One way of answering is to look at what Against the Day is up to. On one level, this is simple: raised on Jack Kerouac, Allen Ginsberg, jazz, marijuana and the Bomb, all Pynchon's books are counter-cultural tales of the underdog mano a mano with The Man. In Against the Day this most often means the union man versus the capitalist "plutes", embodied here by the industrialist Scarsdale Vibe, who arranges the murder of bomb-planting miner Webb Traverse. The vengeful wanderings of Webb's four children - Reef, a rugged cowboy wastrel with a taste for dynamite, Frank, a decent type who gets mixed up in the Mexican revolution, Lane, who marries one of her father's killers, and Kit, a lost-boy mathematician - anchor the narrative, in so far as it is anchored at all.

As with Mason & Dixon and Gravity's Rainbow, Against the Day is a "counter-factual" historical novel that sides against "Christer Republicans" and with the "prophesiers who had seen America as it might be in visions America's wardens could not tolerate". Set a school essay on "What It Means To Be An American", Reef's son Jesse writes: "It means do what they tell you and take what they give you and don't go on strike or their soldiers will shoot you down." However fenced round with postmodern antics, Pynchon's sympathy for his bomb-throwing anarchists is, in the current climate, rabble-rousing stuff.

Pynchon's novels aren't, however, just wild-eyed, good-hearted rants against the system. They're also repositories of ideas - both historical and imagined - and this is where the difficulties set in. Against the Day is set amid the intellectual tumult of the first years of the 20th century - more particularly, the revolutions that occurred in maths and physics with the advent of relativity. Pynchon pursues the blind alleys, mirages and fantasias that didn't make it into modern science at a ferocious intellectual pitch, buffeting his readers with, inter alia, the Riemann zeta function, Minkowskian space-time, quaternions and multidimensional vector-space. The deluge of science can blind us to the fact that he is, temperamentally, a mystic rather than a technician. He writes Against the Day, but seeks what lies beyond or under or above the quotidian. As he writes of his girl mathematician Yashmeen Halfcourt, "It was her old need for some kind of transcendence - the fourth dimension, the Riemann problem, complex analysis, all had presented themselves as routes of escape from a world whose terms she could not accept." The theories are most important as mechanisms for creating - or perhaps more accurately uncovering - meaning, pattern or beauty.

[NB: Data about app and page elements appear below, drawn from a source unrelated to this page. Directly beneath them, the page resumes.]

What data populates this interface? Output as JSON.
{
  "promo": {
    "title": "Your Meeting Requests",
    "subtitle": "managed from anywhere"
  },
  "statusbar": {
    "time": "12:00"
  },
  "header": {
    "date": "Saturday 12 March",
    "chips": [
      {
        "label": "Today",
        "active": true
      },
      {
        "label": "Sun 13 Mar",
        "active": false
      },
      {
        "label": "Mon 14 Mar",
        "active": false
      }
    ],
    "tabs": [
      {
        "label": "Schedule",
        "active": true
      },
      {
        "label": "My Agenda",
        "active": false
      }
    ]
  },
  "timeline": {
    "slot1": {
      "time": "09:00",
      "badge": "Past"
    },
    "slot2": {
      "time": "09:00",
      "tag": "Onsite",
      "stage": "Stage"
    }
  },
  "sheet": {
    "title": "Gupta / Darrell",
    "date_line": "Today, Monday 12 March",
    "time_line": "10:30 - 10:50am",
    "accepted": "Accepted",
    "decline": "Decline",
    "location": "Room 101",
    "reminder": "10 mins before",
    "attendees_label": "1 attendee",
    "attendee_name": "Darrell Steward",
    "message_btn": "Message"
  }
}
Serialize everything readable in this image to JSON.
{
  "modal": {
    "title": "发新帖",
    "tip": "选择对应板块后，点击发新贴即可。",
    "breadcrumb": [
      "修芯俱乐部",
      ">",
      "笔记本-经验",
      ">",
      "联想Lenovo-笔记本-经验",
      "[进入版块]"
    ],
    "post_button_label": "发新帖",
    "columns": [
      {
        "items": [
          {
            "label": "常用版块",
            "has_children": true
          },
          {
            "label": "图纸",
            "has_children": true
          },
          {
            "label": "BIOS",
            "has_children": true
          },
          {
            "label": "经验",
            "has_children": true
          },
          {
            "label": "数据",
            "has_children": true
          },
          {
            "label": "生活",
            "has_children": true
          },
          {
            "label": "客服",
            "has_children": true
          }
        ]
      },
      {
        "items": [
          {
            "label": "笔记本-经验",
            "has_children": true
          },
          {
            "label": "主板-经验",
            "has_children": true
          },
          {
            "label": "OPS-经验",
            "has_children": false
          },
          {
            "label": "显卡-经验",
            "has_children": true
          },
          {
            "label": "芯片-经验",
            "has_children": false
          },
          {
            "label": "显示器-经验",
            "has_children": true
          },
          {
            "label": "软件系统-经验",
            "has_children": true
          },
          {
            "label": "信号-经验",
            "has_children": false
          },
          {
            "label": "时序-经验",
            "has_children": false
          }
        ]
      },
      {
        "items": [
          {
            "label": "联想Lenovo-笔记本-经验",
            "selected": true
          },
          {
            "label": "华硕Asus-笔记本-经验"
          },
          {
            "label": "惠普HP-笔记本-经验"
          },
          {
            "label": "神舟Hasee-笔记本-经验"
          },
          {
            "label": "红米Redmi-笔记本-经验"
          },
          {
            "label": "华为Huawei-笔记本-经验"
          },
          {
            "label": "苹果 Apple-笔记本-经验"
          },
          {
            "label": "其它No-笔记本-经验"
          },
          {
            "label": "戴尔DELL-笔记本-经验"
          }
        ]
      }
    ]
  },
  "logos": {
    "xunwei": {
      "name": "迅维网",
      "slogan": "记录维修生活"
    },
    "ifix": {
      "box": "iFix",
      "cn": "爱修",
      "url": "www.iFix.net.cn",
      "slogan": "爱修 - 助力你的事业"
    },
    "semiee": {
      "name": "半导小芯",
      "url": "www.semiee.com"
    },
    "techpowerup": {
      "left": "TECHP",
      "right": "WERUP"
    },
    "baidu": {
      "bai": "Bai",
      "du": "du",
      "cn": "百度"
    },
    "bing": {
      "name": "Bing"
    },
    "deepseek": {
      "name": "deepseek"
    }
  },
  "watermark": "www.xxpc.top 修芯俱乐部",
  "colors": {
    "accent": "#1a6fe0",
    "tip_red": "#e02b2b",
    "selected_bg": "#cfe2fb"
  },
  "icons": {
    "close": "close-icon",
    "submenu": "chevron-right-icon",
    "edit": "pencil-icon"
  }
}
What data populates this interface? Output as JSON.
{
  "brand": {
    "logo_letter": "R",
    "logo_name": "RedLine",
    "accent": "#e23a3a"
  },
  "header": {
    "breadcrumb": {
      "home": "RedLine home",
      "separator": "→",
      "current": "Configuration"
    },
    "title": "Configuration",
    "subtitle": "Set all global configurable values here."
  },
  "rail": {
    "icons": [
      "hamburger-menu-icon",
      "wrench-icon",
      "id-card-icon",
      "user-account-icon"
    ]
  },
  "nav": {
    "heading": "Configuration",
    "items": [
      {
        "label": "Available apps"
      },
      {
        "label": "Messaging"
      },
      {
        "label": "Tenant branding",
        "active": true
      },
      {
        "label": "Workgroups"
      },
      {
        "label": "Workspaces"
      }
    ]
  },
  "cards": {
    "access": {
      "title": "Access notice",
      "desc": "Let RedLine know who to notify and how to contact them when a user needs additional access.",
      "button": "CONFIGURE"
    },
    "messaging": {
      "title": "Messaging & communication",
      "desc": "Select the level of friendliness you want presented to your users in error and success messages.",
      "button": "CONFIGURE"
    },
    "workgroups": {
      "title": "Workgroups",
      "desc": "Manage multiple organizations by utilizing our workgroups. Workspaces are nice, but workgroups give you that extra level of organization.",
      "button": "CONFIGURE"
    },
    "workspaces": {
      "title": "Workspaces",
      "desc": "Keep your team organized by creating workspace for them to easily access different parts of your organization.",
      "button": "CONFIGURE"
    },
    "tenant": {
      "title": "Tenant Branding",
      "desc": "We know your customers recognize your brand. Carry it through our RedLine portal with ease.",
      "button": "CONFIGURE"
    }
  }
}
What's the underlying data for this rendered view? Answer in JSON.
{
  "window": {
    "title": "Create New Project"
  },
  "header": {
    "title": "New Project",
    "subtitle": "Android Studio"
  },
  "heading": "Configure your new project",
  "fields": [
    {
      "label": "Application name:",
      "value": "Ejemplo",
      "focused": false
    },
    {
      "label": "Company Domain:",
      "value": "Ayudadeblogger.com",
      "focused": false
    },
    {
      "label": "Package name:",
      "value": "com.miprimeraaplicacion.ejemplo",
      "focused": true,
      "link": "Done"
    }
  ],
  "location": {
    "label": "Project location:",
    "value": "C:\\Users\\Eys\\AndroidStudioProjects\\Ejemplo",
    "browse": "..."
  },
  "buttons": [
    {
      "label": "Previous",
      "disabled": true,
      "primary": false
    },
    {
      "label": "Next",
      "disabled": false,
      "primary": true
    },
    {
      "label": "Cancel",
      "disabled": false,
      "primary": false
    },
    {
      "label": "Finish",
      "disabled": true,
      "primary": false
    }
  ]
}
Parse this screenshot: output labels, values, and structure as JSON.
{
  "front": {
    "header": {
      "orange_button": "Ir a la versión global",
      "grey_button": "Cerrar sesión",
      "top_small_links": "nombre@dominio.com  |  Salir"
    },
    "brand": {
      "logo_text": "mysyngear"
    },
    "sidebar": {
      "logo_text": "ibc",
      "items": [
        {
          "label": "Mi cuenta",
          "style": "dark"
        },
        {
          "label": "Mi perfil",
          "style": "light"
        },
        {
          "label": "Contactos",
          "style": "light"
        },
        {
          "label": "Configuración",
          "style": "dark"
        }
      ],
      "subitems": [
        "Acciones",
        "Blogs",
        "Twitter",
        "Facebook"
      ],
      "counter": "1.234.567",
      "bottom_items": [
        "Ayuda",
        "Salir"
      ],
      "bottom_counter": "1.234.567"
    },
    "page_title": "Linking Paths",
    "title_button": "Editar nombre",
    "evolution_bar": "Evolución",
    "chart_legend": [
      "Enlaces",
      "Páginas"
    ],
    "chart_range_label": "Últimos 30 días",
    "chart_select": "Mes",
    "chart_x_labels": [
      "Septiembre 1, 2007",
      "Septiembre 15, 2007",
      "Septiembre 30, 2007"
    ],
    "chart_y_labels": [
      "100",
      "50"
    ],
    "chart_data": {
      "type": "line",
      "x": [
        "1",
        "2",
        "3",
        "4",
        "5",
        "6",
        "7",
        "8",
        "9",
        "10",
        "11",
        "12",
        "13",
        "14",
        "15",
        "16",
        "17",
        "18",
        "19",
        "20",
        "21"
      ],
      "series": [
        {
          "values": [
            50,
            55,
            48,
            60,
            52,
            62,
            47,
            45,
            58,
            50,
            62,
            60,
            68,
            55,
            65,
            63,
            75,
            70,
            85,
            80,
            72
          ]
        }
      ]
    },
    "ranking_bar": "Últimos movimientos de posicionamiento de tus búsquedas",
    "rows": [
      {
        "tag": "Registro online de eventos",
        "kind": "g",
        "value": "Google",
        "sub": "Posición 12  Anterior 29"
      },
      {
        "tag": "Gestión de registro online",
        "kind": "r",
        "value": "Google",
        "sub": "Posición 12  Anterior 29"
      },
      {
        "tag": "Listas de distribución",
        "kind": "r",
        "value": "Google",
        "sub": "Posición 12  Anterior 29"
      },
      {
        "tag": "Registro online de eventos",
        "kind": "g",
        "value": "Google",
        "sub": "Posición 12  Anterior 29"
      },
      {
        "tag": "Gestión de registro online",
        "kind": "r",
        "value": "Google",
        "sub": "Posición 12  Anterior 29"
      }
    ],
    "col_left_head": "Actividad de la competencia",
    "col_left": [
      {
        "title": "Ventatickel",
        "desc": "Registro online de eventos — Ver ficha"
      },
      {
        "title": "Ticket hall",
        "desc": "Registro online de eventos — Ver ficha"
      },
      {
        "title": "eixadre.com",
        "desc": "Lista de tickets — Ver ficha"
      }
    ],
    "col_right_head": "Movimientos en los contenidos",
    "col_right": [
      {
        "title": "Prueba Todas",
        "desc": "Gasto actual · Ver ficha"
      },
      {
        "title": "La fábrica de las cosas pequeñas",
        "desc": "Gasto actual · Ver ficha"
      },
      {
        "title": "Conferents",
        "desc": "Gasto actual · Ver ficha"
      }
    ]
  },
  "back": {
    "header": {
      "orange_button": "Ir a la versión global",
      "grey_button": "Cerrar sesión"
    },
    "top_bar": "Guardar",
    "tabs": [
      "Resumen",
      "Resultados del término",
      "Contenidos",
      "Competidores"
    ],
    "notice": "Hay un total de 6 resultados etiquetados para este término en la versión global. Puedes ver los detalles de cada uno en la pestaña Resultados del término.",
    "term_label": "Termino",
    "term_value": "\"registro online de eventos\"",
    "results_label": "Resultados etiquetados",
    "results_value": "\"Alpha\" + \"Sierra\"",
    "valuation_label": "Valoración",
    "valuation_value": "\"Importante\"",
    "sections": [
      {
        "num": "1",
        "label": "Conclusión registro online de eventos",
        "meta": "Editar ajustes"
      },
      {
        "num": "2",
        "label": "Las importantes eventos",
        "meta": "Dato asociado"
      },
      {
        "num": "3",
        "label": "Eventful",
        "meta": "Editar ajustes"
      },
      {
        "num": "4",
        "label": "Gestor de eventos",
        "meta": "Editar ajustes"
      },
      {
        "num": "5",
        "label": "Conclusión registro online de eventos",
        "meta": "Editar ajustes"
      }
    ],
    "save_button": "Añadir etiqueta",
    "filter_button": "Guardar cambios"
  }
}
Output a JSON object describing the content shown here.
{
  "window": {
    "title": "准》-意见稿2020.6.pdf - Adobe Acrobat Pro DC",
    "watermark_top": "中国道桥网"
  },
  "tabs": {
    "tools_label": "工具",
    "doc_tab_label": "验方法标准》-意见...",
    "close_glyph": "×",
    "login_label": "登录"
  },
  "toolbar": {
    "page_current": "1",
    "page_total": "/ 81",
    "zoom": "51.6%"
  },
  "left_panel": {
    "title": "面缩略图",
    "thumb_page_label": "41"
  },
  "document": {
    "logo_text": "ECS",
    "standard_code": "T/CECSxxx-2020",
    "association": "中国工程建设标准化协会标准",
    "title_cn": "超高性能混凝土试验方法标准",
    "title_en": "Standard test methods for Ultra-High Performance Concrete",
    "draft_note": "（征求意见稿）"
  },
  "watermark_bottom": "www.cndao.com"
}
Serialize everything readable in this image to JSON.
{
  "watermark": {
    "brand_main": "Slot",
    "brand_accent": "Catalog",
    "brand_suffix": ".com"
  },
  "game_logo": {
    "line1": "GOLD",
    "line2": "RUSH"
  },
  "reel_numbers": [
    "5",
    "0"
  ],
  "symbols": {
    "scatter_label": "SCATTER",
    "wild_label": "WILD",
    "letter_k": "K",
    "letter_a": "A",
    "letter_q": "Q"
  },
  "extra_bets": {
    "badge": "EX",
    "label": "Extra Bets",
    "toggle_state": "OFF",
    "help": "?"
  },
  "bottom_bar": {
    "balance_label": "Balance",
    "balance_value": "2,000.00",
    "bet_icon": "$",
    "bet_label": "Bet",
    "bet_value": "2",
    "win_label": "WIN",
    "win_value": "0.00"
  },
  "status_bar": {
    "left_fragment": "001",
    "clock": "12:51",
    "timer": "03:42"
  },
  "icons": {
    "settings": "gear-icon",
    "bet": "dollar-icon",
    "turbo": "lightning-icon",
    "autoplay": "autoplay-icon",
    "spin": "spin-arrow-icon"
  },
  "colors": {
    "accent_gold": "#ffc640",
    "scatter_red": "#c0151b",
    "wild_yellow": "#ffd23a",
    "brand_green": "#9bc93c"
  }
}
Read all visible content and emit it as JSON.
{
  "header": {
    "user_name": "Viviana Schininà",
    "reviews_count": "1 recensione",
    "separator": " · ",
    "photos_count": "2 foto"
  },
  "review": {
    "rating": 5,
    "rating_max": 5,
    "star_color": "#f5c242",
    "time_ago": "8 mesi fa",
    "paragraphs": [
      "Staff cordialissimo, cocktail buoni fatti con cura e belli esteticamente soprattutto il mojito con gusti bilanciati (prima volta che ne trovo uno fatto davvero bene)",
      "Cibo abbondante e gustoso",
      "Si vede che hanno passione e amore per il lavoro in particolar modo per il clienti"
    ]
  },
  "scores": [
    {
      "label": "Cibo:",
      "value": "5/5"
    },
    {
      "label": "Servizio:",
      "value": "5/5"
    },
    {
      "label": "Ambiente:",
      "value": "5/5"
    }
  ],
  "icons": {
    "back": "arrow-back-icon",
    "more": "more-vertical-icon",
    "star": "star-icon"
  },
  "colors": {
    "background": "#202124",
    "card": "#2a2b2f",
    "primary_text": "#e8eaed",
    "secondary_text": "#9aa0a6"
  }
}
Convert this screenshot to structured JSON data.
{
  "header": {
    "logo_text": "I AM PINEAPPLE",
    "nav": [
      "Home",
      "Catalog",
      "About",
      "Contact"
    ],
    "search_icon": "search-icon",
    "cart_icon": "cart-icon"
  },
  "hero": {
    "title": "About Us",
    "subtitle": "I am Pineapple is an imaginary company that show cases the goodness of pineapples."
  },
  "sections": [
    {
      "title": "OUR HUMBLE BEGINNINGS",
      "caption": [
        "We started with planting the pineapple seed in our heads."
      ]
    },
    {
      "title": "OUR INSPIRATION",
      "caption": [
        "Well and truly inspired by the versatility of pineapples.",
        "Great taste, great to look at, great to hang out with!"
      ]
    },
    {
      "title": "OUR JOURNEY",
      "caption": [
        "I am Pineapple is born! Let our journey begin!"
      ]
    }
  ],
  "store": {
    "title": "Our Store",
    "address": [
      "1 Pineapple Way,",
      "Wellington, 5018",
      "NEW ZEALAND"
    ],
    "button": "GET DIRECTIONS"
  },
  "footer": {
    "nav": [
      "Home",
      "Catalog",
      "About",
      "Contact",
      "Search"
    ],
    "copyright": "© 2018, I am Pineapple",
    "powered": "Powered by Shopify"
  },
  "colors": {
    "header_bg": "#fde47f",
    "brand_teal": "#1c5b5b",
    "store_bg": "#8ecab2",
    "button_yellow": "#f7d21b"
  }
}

Unlike the talk of vector systems in prime-numbered dimensions, this is pretty friendly stuff. Pynchon also wrote "get too conceptual, too cute and remote, and your characters die on the page", and the brief glimpses of "transcendence" that do emerge from his novel's chaos are human rather than theoretical. Against the Day is frustrating, tedious, selfish, bullying, demanding. But it also, by the occasionally miraculous beauty of its prose and the seriousness of its intent, stands up to Roth's flyweight masterpiece. By this sign, what Henry James called "large loose baggy monsters" - and their authors - have some way to run. "He was a virtuous kid, like all these fucking artists," one of Pynchon's new characters says of another. And so he is.

This article first appeared in the 04 December 2006 issue of the New Statesman, Nation of fools